DEEP SANTA MARIA ROOTS: Craig Reade’s dad was raised in the San Joaquin Valley but he ventured over the hill when he went to Cal Poly San Luis Obispo for college. “He came over here, met my mom at Cal Poly, got married and never went back.”
One given in the crop protection industry is that bugs and diseases continue to evolve and adapt and so industry must follow suit. In research labs across the country and the world, scientists are constantly looking at new materials, new chemistries and new ways to fight the pests that are hell bent on ravaging the crops that provide food and fiber to our nation and beyond.
From its turquoise-colored water to its beautiful mountain vistas, Waikiki has it all in this Pacific paradise. And that beautiful scenery will serve as the backdrop for the Western Growers 88th Annual Meeting in November in Hawaii. Though November might seem far away now, it’s not too early to start planning as the host hotel, the Sheraton Waikiki, will fill up fast. You’ll have educational and network opportunities as well as plenty of friends, food and fellowship for the annual event beginning Sunday, Nov. 10.
In April, the U.S. District Court of Northern California granted motions brought by both CropLife America (CLA) and the U.S. Environmental Protection Agency (EPA) to dismiss a lawsuit filed by environmental activists a few years ago attempting to restrict the use of many different crop protection tools because of the Endangered Species Act.

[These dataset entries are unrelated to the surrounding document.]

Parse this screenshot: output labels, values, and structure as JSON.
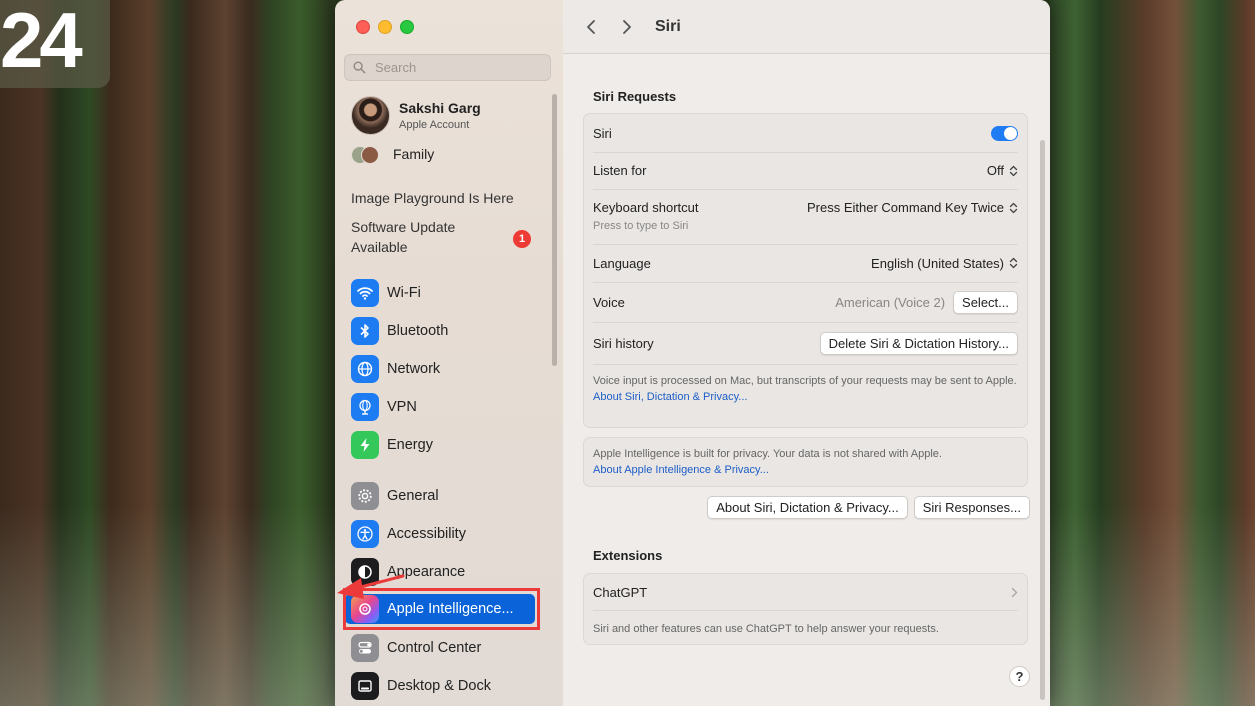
{
  "desktop": {
    "clock_text": "24"
  },
  "sidebar": {
    "search_placeholder": "Search",
    "account": {
      "name": "Sakshi Garg",
      "subtitle": "Apple Account"
    },
    "family_label": "Family",
    "notices": [
      "Image Playground Is Here",
      "Software Update",
      "Available"
    ],
    "update_badge": "1",
    "items": [
      {
        "label": "Wi-Fi",
        "icon": "wifi-icon",
        "color": "#1e7cf2"
      },
      {
        "label": "Bluetooth",
        "icon": "bluetooth-icon",
        "color": "#1e7cf2"
      },
      {
        "label": "Network",
        "icon": "globe-icon",
        "color": "#1e7cf2"
      },
      {
        "label": "VPN",
        "icon": "vpn-globe-icon",
        "color": "#1e7cf2"
      },
      {
        "label": "Energy",
        "icon": "bolt-icon",
        "color": "#34c759"
      },
      {
        "label": "General",
        "icon": "gear-icon",
        "color": "#8e8e93"
      },
      {
        "label": "Accessibility",
        "icon": "accessibility-icon",
        "color": "#1e7cf2"
      },
      {
        "label": "Appearance",
        "icon": "appearance-icon",
        "color": "#1c1c1e"
      },
      {
        "label": "Apple Intelligence...",
        "icon": "apple-intelligence-icon",
        "color": "#0a63d8"
      },
      {
        "label": "Control Center",
        "icon": "control-center-icon",
        "color": "#8e8e93"
      },
      {
        "label": "Desktop & Dock",
        "icon": "dock-icon",
        "color": "#1c1c1e"
      }
    ]
  },
  "main": {
    "title": "Siri",
    "siri_requests": {
      "heading": "Siri Requests",
      "siri_label": "Siri",
      "siri_enabled": true,
      "listen_for_label": "Listen for",
      "listen_for_value": "Off",
      "shortcut_label": "Keyboard shortcut",
      "shortcut_sub": "Press to type to Siri",
      "shortcut_value": "Press Either Command Key Twice",
      "language_label": "Language",
      "language_value": "English (United States)",
      "voice_label": "Voice",
      "voice_value": "American (Voice 2)",
      "voice_button": "Select...",
      "history_label": "Siri history",
      "history_button": "Delete Siri & Dictation History...",
      "privacy_note": "Voice input is processed on Mac, but transcripts of your requests may be sent to Apple.",
      "privacy_link": "About Siri, Dictation & Privacy..."
    },
    "ai_note": {
      "text": "Apple Intelligence is built for privacy. Your data is not shared with Apple.",
      "link": "About Apple Intelligence & Privacy..."
    },
    "buttons": {
      "about_privacy": "About Siri, Dictation & Privacy...",
      "siri_responses": "Siri Responses..."
    },
    "extensions": {
      "heading": "Extensions",
      "chatgpt_label": "ChatGPT",
      "chatgpt_note": "Siri and other features can use ChatGPT to help answer your requests."
    },
    "help": "?"
  }
}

It was late when I arrived at Chicago’s O’Hare airport from Washington, D.C., on March 13 after meetings on immigration reform legislation. The weather was lousy and I was still bothered by the knee surgery I had in January.
The California Water Code has been interpreted to presume that, if you irrigate crops and any irrigation or storm water leaves your land, the water could contain waste constituents that may affect downstream surface water quality.
Where did you grow up? Educational background? Family Background?
I grew up in Los Angeles, California, before moving to the Inland Empire located just 30 miles southeast of the Los Angeles region. I have an Associate’s Degree from Chaffey Community College and my husband, Gilbert L. McLeod, and I have lived in the district for more than 43 years, raising 10 children, 27 grandchildren, and 25 great grandchildren.
A recent California Court of Appeal Decision has held that automobile mechanics, who earned at least minimum wage for every hour worked, were entitled to separate hourly compensation for any time not spent performing auto repairs. Put another way, employers are not permitted to average piece rate earnings over all hours worked to satisfy minimum wage requirements. The case, Gonzales v. Downtown LA Motors, LP (2013 WL 1316514; March 6, 2013), is a published decision that could directly and significantly impact agricultural employers who pay their workers on a piece rate basis.
Throughout the past few months Western Growers traveled across California and Arizona hosting valuable and informative Executive Forums on Health Care Reform. We saw more than 300 members, and we will meet with many more of you in future one-on-one appointments to continue our dialogue on health care reform. We know there are still a lot of questions regarding the Patient Protection and Affordable Care Act (PPACA) mandates and what it means for you and your business.
I keep hearing that I have to offer “affordable” health care coverage to my workforce. I’m worried that the new standards will make any plan expensive for my employees. What exactly is “affordable,” and how do I know if our health plan qualifies?